▶ EXERCISE INSTRUCTIONS
A word-for-word repetition of the records beneath this task is the expected answer.

▶ DATA FOR REVIEW

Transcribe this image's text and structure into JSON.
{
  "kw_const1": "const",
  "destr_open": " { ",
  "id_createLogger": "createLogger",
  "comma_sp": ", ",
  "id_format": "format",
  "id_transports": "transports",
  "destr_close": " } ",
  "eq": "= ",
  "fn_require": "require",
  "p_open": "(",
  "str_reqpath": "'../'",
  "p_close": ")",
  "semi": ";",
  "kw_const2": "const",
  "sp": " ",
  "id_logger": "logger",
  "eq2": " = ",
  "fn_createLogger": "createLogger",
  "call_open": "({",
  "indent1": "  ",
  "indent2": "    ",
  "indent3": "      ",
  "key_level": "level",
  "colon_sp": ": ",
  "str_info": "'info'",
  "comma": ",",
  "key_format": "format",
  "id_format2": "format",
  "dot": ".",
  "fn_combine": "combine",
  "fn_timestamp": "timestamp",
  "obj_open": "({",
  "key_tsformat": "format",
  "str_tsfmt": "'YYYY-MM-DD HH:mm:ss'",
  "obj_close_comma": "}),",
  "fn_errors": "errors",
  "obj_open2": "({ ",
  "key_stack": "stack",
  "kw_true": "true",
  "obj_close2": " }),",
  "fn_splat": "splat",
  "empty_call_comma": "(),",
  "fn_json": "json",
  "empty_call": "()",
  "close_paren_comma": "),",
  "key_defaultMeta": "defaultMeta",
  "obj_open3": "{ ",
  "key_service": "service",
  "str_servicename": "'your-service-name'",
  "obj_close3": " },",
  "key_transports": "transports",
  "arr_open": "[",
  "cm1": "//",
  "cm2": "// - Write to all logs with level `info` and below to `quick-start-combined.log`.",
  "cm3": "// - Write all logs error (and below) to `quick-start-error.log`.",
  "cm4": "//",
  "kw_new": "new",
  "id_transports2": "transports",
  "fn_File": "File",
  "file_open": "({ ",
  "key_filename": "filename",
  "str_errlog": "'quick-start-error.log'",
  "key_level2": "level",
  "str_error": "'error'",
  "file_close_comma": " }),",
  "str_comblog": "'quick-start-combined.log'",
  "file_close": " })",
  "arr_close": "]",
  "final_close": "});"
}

▶ TASK OUTPUT
Transcribe this image's text and structure into JSON.
{
  "kw_const1": "const",
  "destr_open": " { ",
  "id_createLogger": "createLogger",
  "comma_sp": ", ",
  "id_format": "format",
  "id_transports": "transports",
  "destr_close": " } ",
  "eq": "= ",
  "fn_require": "require",
  "p_open": "(",
  "str_reqpath": "'../'",
  "p_close": ")",
  "semi": ";",
  "kw_const2": "const",
  "sp": " ",
  "id_logger": "logger",
  "eq2": " = ",
  "fn_createLogger": "createLogger",
  "call_open": "({",
  "indent1": "  ",
  "indent2": "    ",
  "indent3": "      ",
  "key_level": "level",
  "colon_sp": ": ",
  "str_info": "'info'",
  "comma": ",",
  "key_format": "format",
  "id_format2": "format",
  "dot": ".",
  "fn_combine": "combine",
  "fn_timestamp": "timestamp",
  "obj_open": "({",
  "key_tsformat": "format",
  "str_tsfmt": "'YYYY-MM-DD HH:mm:ss'",
  "obj_close_comma": "}),",
  "fn_errors": "errors",
  "obj_open2": "({ ",
  "key_stack": "stack",
  "kw_true": "true",
  "obj_close2": " }),",
  "fn_splat": "splat",
  "empty_call_comma": "(),",
  "fn_json": "json",
  "empty_call": "()",
  "close_paren_comma": "),",
  "key_defaultMeta": "defaultMeta",
  "obj_open3": "{ ",
  "key_service": "service",
  "str_servicename": "'your-service-name'",
  "obj_close3": " },",
  "key_transports": "transports",
  "arr_open": "[",
  "cm1": "//",
  "cm2": "// - Write to all logs with level `info` and below to `quick-start-combined.log`.",
  "cm3": "// - Write all logs error (and below) to `quick-start-error.log`.",
  "cm4": "//",
  "kw_new": "new",
  "id_transports2": "transports",
  "fn_File": "File",
  "file_open": "({ ",
  "key_filename": "filename",
  "str_errlog": "'quick-start-error.log'",
  "key_level2": "level",
  "str_error": "'error'",
  "file_close_comma": " }),",
  "str_comblog": "'quick-start-combined.log'",
  "file_close": " })",
  "arr_close": "]",
  "final_close": "});"
}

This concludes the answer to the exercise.